    An article this week in ZDNet alleges that most social media accounts are fake or empty, and there is no transparency on how users are counted. It suggests that numbers are inflated by a factor two or three.

  9. Dan says:

    There are several LinkedIn groups where serious scientific questions can be asked and answered.

    Separately, there is academia.edu which is spam-free and can function as an easy web alert. There isn’t much action on it, but it has been around for a bit.

  10. rpg says:

    Youse guys all remember bionet.*, yes?

  11. Ian Mulvany says:

    Hi Frank,

    Most of you commenting on this post know me well. I’m really just leaving a comment for the sake of all the people who will happen by, but who probably won’t comment.

    I’m head of product for Mendeley. We are trying to build tools on top of the research object. We have invested heavily in our data mining infrastructure, and we are in the middle of rolling our personalised article recommendations.

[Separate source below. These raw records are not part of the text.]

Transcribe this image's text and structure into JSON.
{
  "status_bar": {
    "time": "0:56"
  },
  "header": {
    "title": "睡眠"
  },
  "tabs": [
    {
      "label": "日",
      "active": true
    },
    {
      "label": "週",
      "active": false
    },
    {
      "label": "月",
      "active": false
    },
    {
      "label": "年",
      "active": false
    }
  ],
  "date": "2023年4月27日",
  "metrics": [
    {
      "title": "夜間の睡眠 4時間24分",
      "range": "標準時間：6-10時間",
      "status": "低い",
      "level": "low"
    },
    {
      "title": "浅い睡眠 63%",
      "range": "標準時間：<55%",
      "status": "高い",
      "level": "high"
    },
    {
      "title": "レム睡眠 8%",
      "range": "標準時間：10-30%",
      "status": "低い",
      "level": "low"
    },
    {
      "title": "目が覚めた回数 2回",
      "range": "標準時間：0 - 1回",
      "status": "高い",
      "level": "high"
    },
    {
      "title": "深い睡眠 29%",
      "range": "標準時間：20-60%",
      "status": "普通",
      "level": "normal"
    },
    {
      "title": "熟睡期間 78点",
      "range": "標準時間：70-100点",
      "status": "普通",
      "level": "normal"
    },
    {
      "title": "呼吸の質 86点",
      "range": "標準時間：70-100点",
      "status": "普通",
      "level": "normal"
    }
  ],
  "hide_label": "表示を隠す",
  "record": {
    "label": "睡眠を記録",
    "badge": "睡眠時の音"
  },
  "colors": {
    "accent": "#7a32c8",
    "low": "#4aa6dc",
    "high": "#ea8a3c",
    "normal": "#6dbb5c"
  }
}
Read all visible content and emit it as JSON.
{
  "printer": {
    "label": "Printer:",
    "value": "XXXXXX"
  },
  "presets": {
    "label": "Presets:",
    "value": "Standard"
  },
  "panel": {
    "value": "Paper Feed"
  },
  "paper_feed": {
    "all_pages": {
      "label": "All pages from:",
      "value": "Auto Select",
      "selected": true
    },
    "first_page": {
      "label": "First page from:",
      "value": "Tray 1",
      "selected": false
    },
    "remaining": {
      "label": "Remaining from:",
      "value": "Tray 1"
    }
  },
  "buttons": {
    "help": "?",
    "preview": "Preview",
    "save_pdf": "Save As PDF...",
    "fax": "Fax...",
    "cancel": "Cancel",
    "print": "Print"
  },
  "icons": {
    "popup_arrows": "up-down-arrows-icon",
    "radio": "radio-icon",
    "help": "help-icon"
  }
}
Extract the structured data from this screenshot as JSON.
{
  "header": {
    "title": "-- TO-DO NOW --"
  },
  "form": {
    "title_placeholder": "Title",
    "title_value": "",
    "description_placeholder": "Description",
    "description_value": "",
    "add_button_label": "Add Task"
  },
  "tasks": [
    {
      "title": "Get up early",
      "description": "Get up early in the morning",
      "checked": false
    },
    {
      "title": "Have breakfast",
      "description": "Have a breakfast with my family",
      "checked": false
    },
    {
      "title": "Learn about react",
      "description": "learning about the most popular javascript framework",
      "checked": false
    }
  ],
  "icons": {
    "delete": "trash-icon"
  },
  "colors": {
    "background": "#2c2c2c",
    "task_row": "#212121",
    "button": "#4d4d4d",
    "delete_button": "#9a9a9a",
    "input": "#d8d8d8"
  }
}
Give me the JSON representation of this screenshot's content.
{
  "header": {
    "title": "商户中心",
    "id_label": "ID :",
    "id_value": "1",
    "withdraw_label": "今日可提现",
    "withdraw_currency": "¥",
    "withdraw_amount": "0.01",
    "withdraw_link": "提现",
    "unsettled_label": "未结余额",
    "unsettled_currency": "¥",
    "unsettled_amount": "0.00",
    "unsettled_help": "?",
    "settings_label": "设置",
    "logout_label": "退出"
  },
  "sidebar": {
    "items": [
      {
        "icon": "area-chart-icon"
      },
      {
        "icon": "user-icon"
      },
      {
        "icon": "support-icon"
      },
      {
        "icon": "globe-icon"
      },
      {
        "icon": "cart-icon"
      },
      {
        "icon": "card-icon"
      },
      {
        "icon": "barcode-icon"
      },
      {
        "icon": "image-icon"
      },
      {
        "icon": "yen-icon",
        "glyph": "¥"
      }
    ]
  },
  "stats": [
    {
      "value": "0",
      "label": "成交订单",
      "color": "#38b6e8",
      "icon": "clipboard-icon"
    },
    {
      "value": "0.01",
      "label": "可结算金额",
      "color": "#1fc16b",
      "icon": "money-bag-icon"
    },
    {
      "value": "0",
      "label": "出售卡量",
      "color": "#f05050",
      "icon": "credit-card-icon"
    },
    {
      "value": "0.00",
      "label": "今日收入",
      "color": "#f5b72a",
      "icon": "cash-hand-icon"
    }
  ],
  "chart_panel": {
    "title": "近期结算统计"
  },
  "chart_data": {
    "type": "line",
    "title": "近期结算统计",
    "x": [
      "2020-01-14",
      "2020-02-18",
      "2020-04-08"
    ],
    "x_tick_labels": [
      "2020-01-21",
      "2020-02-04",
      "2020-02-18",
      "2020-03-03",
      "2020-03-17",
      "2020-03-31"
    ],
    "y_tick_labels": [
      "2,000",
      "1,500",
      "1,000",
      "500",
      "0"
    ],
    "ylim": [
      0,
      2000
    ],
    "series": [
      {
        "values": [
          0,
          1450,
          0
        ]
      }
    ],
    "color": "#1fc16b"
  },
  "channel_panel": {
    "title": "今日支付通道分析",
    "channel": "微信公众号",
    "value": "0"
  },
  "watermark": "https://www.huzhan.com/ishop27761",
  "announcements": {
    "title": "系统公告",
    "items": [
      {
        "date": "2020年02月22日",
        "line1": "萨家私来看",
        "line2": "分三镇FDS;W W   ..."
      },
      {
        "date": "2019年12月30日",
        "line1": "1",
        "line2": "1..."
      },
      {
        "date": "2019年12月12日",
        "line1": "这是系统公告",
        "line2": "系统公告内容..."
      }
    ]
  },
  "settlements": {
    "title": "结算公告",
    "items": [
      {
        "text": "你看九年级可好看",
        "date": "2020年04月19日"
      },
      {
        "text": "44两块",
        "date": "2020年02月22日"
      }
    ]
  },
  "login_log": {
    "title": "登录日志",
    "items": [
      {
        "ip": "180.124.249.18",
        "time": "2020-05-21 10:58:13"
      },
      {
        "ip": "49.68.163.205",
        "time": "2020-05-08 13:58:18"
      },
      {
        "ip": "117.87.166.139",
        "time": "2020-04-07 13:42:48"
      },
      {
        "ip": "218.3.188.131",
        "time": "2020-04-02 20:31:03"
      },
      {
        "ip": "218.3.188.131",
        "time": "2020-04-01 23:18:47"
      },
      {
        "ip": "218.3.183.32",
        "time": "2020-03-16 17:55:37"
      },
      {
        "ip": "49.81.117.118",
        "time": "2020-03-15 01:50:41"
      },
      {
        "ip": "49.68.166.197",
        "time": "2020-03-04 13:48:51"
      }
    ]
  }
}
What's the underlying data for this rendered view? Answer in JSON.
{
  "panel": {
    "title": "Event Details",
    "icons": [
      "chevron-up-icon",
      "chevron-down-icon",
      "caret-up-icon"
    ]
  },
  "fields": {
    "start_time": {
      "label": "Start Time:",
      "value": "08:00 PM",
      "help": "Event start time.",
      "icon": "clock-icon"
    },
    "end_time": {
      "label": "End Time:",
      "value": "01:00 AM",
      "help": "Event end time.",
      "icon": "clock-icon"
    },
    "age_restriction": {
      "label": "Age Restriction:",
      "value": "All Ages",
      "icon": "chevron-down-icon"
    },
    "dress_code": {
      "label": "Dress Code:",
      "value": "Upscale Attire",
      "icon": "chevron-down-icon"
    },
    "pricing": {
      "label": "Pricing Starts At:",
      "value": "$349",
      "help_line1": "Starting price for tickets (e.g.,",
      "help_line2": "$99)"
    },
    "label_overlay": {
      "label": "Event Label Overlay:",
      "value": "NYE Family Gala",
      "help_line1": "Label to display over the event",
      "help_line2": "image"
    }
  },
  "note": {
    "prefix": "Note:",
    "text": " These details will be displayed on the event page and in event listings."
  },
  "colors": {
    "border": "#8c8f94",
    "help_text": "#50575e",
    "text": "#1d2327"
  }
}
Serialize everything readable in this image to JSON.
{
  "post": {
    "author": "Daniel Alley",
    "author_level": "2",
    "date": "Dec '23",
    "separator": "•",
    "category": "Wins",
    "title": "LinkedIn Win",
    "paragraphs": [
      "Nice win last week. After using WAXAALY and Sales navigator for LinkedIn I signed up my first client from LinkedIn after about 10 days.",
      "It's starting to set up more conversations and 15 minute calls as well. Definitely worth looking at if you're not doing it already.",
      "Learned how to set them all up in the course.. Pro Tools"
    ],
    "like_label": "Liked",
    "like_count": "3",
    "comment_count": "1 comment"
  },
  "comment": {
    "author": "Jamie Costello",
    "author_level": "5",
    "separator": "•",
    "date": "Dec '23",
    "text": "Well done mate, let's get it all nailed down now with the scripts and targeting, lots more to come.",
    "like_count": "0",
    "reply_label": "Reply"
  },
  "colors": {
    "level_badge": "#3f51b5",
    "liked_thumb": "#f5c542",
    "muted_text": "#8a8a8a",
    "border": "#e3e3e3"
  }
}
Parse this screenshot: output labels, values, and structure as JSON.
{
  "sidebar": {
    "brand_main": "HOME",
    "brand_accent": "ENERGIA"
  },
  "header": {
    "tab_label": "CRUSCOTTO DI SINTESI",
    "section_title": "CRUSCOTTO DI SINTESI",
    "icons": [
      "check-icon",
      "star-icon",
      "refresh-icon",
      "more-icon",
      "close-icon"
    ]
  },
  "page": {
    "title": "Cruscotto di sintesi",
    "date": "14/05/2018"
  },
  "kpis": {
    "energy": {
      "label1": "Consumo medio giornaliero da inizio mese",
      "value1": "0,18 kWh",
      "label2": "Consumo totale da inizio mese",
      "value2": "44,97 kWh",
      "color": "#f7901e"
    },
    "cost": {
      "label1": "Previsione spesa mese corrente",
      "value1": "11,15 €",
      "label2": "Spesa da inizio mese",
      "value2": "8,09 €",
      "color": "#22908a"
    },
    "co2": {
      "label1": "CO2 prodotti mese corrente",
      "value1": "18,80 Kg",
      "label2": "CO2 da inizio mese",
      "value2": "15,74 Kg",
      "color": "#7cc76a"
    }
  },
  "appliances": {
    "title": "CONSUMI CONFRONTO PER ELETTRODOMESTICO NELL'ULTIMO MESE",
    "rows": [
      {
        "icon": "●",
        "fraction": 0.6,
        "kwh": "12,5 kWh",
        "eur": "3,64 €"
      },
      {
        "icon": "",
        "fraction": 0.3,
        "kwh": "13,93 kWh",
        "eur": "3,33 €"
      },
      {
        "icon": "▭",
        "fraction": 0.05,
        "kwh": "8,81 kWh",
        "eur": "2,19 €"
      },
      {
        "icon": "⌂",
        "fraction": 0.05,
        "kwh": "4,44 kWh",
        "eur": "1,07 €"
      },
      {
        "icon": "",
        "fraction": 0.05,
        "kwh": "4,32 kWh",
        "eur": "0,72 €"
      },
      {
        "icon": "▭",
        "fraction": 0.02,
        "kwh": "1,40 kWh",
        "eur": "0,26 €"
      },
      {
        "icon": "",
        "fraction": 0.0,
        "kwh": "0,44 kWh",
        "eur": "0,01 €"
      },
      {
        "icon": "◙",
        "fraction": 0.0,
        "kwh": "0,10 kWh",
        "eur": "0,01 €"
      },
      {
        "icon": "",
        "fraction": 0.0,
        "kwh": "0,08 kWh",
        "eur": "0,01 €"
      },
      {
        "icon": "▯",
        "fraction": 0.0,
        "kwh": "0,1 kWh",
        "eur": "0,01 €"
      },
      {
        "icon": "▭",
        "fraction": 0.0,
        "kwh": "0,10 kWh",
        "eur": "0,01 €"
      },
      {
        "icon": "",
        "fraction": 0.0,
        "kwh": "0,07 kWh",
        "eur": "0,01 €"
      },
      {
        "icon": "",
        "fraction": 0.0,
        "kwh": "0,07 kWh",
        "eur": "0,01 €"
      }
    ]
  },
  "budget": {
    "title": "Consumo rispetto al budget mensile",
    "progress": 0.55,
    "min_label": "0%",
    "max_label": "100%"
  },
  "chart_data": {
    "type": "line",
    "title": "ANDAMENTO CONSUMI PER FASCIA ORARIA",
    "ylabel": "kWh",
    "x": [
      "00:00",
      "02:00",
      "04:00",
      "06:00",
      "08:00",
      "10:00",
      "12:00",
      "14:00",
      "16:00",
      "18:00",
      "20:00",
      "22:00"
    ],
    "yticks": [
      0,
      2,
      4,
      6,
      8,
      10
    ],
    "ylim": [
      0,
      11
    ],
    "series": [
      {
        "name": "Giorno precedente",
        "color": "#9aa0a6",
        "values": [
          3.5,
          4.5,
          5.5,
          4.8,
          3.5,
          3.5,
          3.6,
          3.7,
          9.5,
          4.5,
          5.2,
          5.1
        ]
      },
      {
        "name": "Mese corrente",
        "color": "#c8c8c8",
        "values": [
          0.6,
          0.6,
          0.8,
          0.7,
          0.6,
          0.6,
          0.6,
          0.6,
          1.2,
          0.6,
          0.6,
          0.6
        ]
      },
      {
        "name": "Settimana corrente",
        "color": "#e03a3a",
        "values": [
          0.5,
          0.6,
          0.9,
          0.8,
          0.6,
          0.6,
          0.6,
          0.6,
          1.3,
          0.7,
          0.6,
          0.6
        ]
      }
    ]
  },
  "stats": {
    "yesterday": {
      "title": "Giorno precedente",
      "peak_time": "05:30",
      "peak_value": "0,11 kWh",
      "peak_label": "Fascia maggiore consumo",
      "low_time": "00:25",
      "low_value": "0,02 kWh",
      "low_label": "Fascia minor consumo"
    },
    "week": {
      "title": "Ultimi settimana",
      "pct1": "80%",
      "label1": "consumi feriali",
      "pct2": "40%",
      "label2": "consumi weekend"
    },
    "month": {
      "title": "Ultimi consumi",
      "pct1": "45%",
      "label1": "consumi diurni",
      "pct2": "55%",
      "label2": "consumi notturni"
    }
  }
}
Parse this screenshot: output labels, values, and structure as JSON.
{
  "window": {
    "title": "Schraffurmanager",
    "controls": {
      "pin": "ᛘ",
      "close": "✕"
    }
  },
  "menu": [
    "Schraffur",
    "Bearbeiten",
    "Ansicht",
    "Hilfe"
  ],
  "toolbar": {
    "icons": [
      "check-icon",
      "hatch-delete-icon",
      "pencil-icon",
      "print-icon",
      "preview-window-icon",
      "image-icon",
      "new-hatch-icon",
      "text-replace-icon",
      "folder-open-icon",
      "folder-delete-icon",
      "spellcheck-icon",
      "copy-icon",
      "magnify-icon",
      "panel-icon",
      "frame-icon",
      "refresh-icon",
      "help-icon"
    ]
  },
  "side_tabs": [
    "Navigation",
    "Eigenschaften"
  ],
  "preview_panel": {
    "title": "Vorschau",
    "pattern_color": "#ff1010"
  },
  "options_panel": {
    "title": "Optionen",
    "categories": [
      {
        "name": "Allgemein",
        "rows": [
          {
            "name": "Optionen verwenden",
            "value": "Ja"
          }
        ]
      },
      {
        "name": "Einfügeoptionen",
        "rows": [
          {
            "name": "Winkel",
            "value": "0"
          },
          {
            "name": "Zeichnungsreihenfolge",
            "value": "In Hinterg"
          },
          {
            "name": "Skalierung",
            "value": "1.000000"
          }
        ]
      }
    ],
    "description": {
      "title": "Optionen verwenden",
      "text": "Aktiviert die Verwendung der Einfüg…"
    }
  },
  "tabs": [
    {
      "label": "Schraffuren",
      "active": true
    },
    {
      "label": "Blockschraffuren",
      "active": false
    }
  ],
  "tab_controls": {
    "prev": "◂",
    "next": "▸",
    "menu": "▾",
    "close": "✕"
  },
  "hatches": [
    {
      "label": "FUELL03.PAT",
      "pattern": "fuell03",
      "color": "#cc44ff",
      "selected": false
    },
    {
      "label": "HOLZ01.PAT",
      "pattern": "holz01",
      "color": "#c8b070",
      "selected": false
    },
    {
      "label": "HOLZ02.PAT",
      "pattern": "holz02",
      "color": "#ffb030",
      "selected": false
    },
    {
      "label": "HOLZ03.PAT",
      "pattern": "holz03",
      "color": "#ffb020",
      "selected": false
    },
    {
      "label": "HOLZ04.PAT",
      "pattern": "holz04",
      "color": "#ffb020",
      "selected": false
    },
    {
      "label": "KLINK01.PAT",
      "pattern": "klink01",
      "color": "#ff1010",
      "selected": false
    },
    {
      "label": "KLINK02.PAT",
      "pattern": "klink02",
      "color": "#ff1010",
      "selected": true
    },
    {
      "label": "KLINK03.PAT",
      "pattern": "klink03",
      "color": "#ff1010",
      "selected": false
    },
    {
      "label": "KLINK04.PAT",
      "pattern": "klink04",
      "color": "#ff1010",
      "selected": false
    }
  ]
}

    The key for us is to build tools that don’t need a social network behind them, but that can emerge from the behaviour of many individuals. We are fortunate to be sitting on enough data that these recommendations are of high quality based on acceptance rates of our users.

    In the end, if that adds value to researchers, they will like that product (we hope they will), and our system will get smarter, leading to a virtuous circle.

    We build social features into our product too, in my opinion it’s the other stuff that really has the chance to be transformative.

  12. Frank says:

    Thanks, Ian. In my mind I have Mendeley down as firstly a bib management site, and only secondarily a social site. I agree that building useful tools is a good way to attract a critical mass of users.

    A piece in Huffington Post, commenting on the Economist article, takes a more critical stance and suggests ResearchGate is not offering anything beyond what some other sites have tried and failed with.

  13. me says:

    Too bad that ResearchGate is spamming the scientific community.

    This won’t work out well for them, when they piss of everybody before they actually have any contents to offer.